(WORK TASK):
If a line in the data holds "this", copy that line out in full.

★ ★ ★ ★ ★

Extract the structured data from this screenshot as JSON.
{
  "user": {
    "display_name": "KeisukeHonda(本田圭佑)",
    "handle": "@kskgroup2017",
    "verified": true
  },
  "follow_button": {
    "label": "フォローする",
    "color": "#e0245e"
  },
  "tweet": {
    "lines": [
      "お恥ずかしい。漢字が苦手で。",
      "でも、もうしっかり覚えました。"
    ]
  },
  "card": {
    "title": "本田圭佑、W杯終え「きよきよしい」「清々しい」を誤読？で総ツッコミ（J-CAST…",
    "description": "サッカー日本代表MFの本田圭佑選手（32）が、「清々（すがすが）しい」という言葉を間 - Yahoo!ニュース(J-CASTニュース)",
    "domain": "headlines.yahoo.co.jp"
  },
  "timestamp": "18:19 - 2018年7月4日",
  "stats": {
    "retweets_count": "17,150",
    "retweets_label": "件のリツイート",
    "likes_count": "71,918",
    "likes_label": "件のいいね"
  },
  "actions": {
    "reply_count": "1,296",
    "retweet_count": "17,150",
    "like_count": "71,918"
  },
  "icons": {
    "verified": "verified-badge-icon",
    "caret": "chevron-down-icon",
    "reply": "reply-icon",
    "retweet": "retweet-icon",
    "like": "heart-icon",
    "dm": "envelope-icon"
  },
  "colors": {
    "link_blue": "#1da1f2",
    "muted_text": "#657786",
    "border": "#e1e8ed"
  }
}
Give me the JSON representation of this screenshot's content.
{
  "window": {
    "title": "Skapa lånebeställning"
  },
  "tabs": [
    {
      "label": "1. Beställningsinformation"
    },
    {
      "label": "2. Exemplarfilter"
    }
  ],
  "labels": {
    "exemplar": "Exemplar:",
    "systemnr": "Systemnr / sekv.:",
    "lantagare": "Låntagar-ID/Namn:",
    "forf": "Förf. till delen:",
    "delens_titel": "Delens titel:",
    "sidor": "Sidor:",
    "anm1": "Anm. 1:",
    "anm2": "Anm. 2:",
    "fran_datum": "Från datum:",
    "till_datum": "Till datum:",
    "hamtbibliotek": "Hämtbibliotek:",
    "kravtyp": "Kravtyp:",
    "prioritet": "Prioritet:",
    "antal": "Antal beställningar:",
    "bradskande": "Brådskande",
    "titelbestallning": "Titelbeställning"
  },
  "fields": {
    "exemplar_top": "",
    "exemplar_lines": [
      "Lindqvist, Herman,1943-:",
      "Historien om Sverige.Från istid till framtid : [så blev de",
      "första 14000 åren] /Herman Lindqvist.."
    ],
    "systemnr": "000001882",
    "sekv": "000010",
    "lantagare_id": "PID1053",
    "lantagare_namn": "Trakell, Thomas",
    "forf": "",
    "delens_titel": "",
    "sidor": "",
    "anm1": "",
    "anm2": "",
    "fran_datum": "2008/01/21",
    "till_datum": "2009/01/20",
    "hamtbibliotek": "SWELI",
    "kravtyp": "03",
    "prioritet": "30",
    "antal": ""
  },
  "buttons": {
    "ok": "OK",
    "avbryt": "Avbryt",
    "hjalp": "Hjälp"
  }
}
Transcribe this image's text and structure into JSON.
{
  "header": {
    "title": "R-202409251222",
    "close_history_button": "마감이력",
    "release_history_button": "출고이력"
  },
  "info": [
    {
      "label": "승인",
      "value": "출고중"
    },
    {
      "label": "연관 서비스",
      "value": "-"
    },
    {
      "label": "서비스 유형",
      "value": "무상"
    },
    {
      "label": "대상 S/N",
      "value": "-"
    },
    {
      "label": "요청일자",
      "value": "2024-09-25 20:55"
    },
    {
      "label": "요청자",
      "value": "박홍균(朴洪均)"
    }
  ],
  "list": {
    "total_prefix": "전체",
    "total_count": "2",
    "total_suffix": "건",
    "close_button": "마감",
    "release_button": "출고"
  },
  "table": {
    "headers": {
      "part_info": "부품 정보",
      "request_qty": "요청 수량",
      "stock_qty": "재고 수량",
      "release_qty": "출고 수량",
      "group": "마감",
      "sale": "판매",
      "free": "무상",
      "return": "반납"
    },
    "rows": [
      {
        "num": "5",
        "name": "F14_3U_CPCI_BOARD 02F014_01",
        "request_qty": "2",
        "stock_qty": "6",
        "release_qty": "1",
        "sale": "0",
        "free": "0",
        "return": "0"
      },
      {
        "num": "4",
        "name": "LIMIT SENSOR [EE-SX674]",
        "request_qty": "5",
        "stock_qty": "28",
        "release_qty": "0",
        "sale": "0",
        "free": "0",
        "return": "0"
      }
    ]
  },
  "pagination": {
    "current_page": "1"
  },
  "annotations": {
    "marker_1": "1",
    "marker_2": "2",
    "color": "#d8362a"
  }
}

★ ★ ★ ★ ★

(OUTPUT):
Extract the structured data from this screenshot as JSON.
Give me the JSON representation of this screenshot's content.
Transcribe this image's text and structure into JSON.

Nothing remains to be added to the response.